Plus, there's still a mistrust of Internet security that is not helped by constant stories of nasty, hard-drive-destroying viruses and hackers looking to steal identities and disrupt networks. Employers' and consumers' organisations are frantically trying to come up with 'trustmarks' schemes which boost confidence in online financial transactions. But right now there is such a confusing jumble of monitoring agencies and security systems that it's hard to know which trustmarks to trust.
Companies are grappling with EU and national regulations on data privacy. The Union is in the technological vanguard when it comes to protecting personal information, but there is concern in the web-crazed US and elsewhere that European data-privacy rules hurt competition and force companies to pass along the cost of compliance to consumers.
And where should the fine line be drawn between legitimate online canvassing to drum-up new business and outright electronic harassment? It's unclear, but the fact that e-mail solicitations are now almost universally referred to as 'spam' indicates that most people think unwanted messages fall in the latter category. The European Commission says the act of downloading unsolicited e-mails costs consumers billions of euro every year and is pushing for rules which would require firms to get permission from would-be customers before they can send electronic sales pitches. But one man's spam is another's foie gras. The European Parliament wants member states to be able to put the onus on the consumer by allowing e-mail solicitations to flow freely unless users specifically ask that they be blocked.
Add in a growing concern over credit-card fraud and legal uncertainty about which rules apply in cross-border e-commerce disputes, and it's a wonder anyone ever turns on a modem. The new, precarious world economy is not helping matters, especially with the telecoms industry in financial turmoil.
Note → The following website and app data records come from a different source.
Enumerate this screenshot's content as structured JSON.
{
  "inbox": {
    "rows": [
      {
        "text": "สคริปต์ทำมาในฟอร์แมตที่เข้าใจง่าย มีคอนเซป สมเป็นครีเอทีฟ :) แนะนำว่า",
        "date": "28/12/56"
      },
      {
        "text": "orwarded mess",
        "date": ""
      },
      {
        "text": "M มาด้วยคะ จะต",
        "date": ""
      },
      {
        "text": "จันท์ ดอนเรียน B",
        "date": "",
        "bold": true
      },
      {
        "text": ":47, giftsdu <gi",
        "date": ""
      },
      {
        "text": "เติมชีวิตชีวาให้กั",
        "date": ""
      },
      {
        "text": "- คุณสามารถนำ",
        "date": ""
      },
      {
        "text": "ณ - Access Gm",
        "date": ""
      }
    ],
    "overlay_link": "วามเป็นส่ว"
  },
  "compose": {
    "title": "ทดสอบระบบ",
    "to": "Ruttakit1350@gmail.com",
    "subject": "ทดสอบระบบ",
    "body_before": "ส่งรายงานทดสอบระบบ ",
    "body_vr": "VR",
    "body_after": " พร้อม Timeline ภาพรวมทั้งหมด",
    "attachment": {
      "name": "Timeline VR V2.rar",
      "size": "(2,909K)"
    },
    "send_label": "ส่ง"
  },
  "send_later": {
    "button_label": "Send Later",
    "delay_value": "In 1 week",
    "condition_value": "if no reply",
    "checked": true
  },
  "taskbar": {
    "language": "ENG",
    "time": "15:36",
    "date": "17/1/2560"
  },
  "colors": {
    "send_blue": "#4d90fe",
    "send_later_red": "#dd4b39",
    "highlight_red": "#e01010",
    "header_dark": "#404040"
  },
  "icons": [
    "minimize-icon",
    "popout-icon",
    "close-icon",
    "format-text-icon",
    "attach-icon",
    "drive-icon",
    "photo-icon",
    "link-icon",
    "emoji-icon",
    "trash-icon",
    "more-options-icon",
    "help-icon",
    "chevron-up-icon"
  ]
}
Stock prices have fallen and competition has become fierce as firms try to stay afloat in a semi-liberalised market and negotiate a hotch-potch of EU and national regulations.
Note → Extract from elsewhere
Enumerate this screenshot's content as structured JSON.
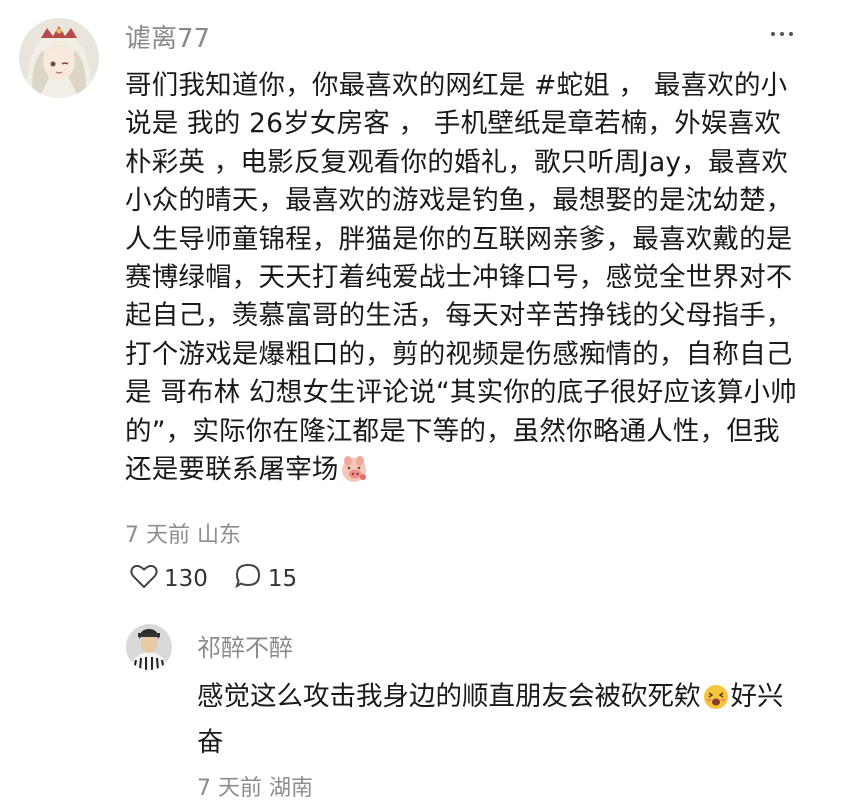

Many companies invested heavily in third-generation (3G) mobile phone technology only to overestimate consumer demand - not to mention their ability to put infrastructure in place to exploit it.
After shelling out €130 billion last year for 3G licences, telecoms companies are fighting to survive - many of them contemplating cross-border mergers. It remains to be seen which firms will be best positioned to take advantage of the latest technology.
In the meantime, the US and Japan are catching up Europe in mobile telephony. It will be hard enough for the Union to find the right formula for regulating e-commerce that accommodates and promotes technological change, boosts growth and protects consumers.
But the real test will be whether it is able to adapt to the fast-changing online world in such a way that this year's laws do not become as obsolete as last year's Macintosh.
Article forms part of a survey on e-commerce.
|Subject Categories||Business and Industry|